First, there is the pluralistic perspective that all religions are equal and “all roads lead to God”. Obviously, Islam, and, for that matter Christianity, will never endorse such a view. Islam and Christianity both teach and propagate that their respective faith is the only true religion, with all other religious systems and faiths being considered “pagan”.
Hence, it is simply impossible for a true Muslim or an honest Christian to agree to inter-faith “spiritual activities”. For a Muslim or Christian to participate, for example, in an inter-faith “worship” or prayer is to acknowledge that his faith is just one among many others, to place his God on equal standing with the deities of other religious faiths.
This is what justifies the PAS position in relationship to other faiths. And I will say that the PAS concern is valid and theologically consistent with the Islamic teaching. As a Christian, I take a similar stand that I cannot participate in an inter-religious worship service or other inter-faith spirituality activities, without dishonouring and betraying my Lord Jesus.
But, there is another perspective of pluralism which does not involve the matter of spiritual compromise, and that is the common universal moral values among all peoples of the world. And it is this common earthly destiny of all peoples that PAS should consider the vital role of Muslims to help promote peace and harmony among the people, who are the vice-regents of Allah (khalifa Allah) on Earth.
As I said before, as a Christian, I will not participate in an inter-faith worship service which will place my Lord Jesus as being among one of the gods, on equal standing with them. If I do, it will mean I am not consistent with my faith in the Lord Jesus as the only way, the truth, and the life. Such a compromise in matters of spirituality is surely not correct and honest.
My Muslim friends, too, are correct in taking a similar stand, or else their Shahada becomes a vain recitation, rendering their faith to be meaningless. Hence, PAS is theologically correct in its stand.
However, in the matters of truth, morality, justice, righteousness, equality, freedom, human, civil and constitutional rights, I will endorse and support any inter-faith “dialogue” and joint stand and actions.

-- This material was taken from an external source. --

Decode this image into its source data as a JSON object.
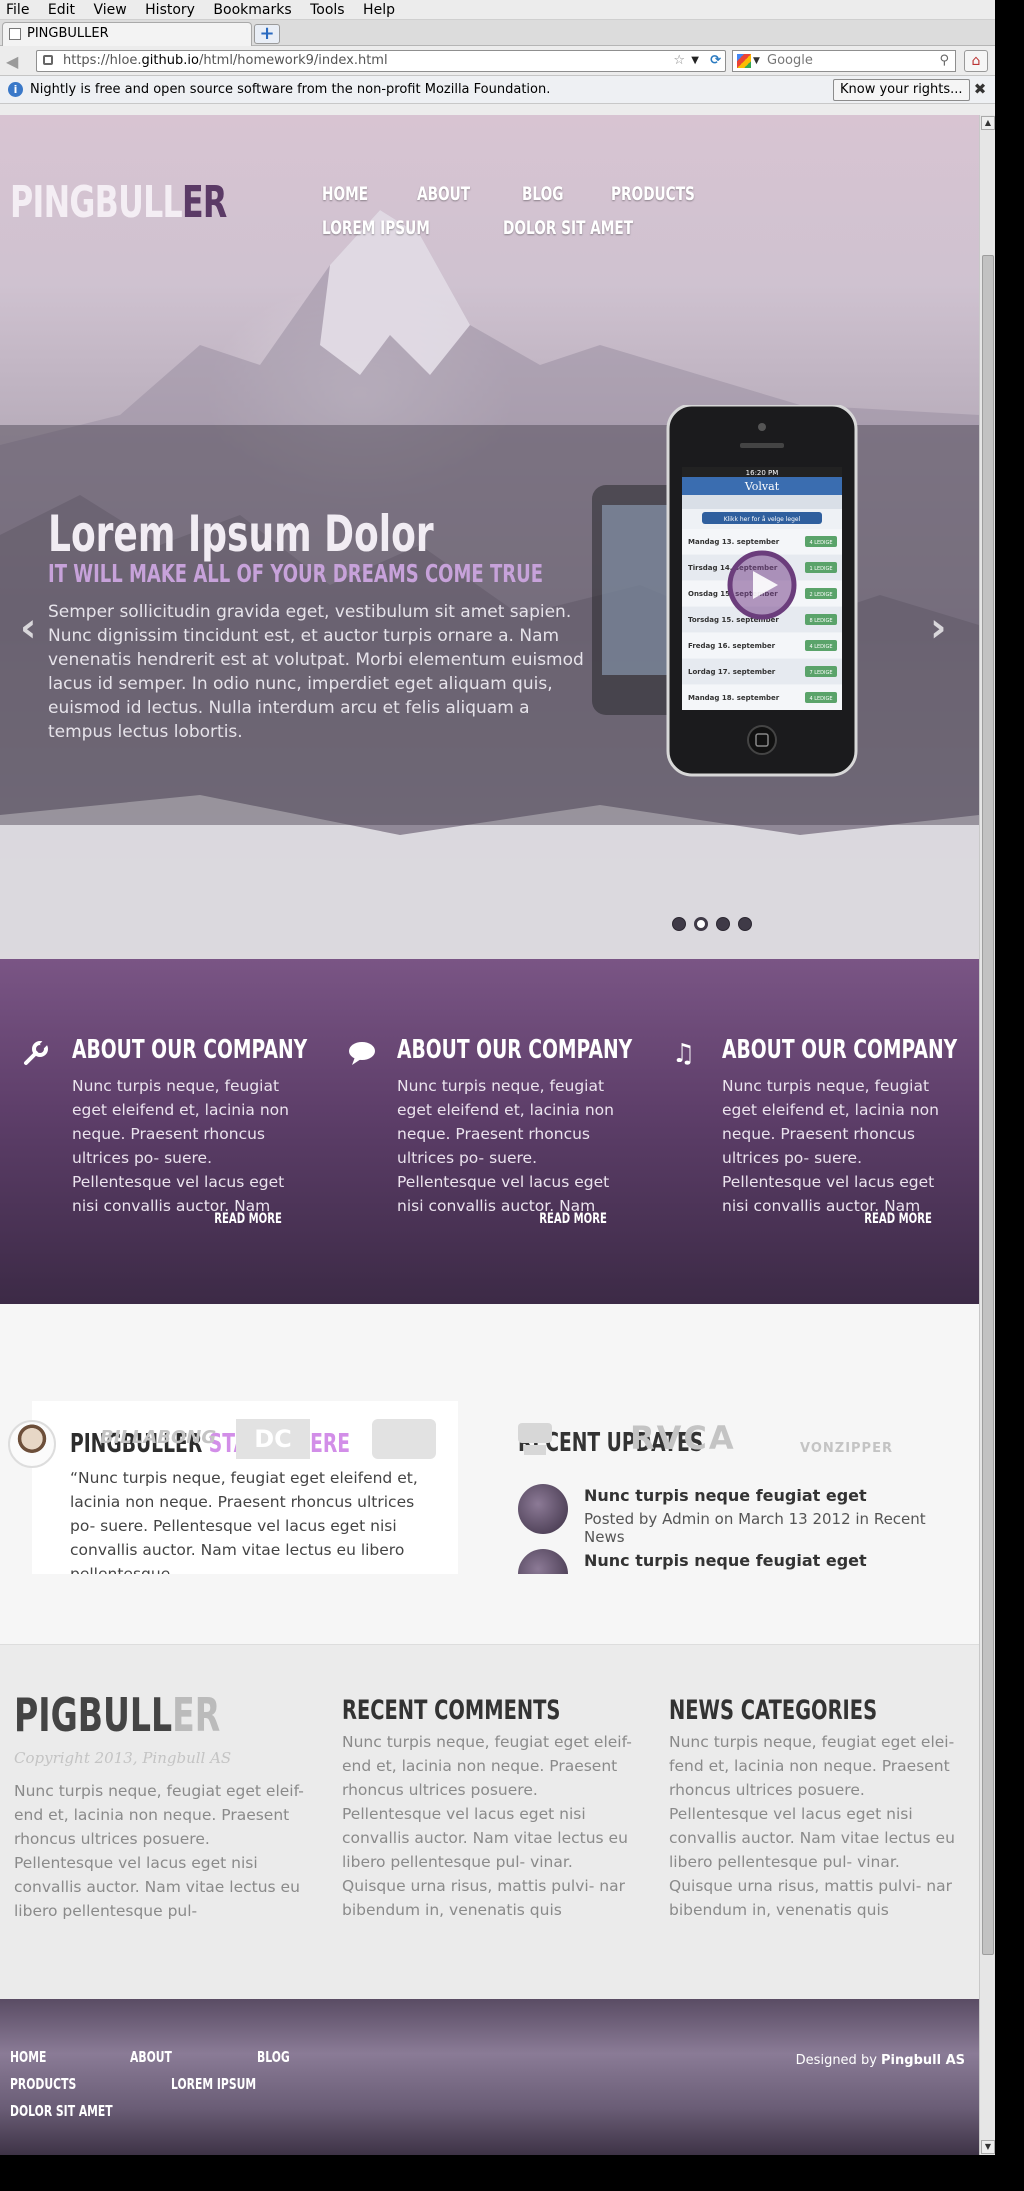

This is the other perspective of pluralism that I believe PAS should seriously study and evaluate, before dismissing the whole concept of pluralism per se.
Although the people of Malaysia are adherents of various faiths and religious systems, they are united for the common purpose of nation-building, and are jointly dealing with many fundamental civil, social, constitutional and human rights issues relating their role as citizens. Hence, the need to come together to talk and compromise.
There is an urgent need for inter-faith dialogues on matters such as the freedom to worship, teach and propagate each other’s religion, the matter of land for places of worship and burial, the right to use the national language Bahasa Malaysia without restriction in worship and religious education, the legal disputes over the conversion of individuals, particularly children, and the vital matter of co-existence.
PAS and all the responsible Muslim leaders should be willing to participate in such inter-faith dialogues as the common-interest issues need not involve doctrinal compromise or theological dispute.
I hope all parties concerned with the dispute over pluralism will understand and accept that the fundamental matter is the peaceful and harmonious co-existence of all persons or all faiths, with each practicing his faith with full sensitivity and due respect to people of other faiths.
What we want is not a theological war, but a channel for inter-faith dialogues and a medium for communication on issues of universal common interests.
That, I believe, is what Lim Guan Eng and the DAP stand for....Harakahdaily firstname.lastname@example.org